Your objective: Pictures are to be left out, and the rest of the records reproduced exactly.

[Excerpts from an interface dataset]
::::::::::

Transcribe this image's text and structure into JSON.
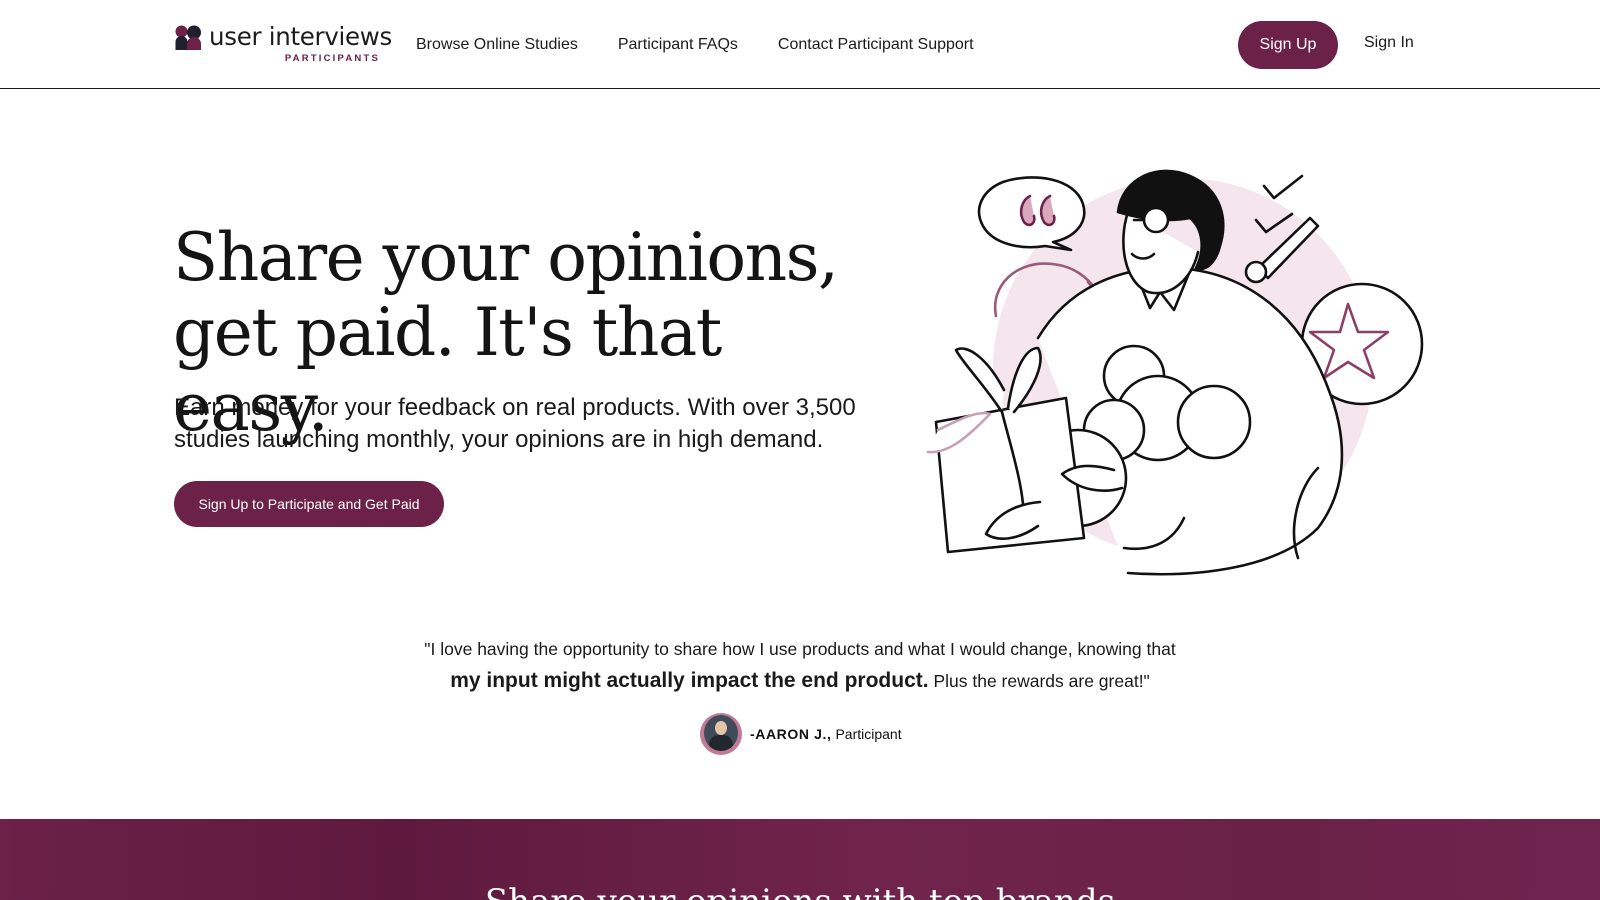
{
  "brand": {
    "name": "user interviews",
    "tagline": "PARTICIPANTS",
    "accent_color": "#6b2148",
    "light_accent_color": "#f4e6ec"
  },
  "nav": {
    "items": [
      {
        "label": "Browse Online Studies"
      },
      {
        "label": "Participant FAQs"
      },
      {
        "label": "Contact Participant Support"
      }
    ],
    "signup_label": "Sign Up",
    "signin_label": "Sign In"
  },
  "hero": {
    "title_line1": "Share your opinions,",
    "title_line2": "get paid. It's that easy.",
    "subtitle": "Earn money for your feedback on real products. With over 3,500 studies launching monthly, your opinions are in high demand.",
    "cta_label": "Sign Up to Participate and Get Paid",
    "illustration_icon": "person-with-gift-illustration"
  },
  "testimonial": {
    "line1": "\"I love having the opportunity to share how I use products and what I would change, knowing that",
    "highlight": "my input might actually impact the end product.",
    "line2_rest": " Plus the rewards are great!\"",
    "author": "-AARON J.,",
    "role": "Participant"
  },
  "band": {
    "title": "Share your opinions with top brands"
  }
}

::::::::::

Response box:
Transcribe this image's text and structure into JSON.
{
  "brand": {
    "name": "user interviews",
    "tagline": "PARTICIPANTS",
    "accent_color": "#6b2148",
    "light_accent_color": "#f4e6ec"
  },
  "nav": {
    "items": [
      {
        "label": "Browse Online Studies"
      },
      {
        "label": "Participant FAQs"
      },
      {
        "label": "Contact Participant Support"
      }
    ],
    "signup_label": "Sign Up",
    "signin_label": "Sign In"
  },
  "hero": {
    "title_line1": "Share your opinions,",
    "title_line2": "get paid. It's that easy.",
    "subtitle": "Earn money for your feedback on real products. With over 3,500 studies launching monthly, your opinions are in high demand.",
    "cta_label": "Sign Up to Participate and Get Paid",
    "illustration_icon": "person-with-gift-illustration"
  },
  "testimonial": {
    "line1": "\"I love having the opportunity to share how I use products and what I would change, knowing that",
    "highlight": "my input might actually impact the end product.",
    "line2_rest": " Plus the rewards are great!\"",
    "author": "-AARON J.,",
    "role": "Participant"
  },
  "band": {
    "title": "Share your opinions with top brands"
  }
}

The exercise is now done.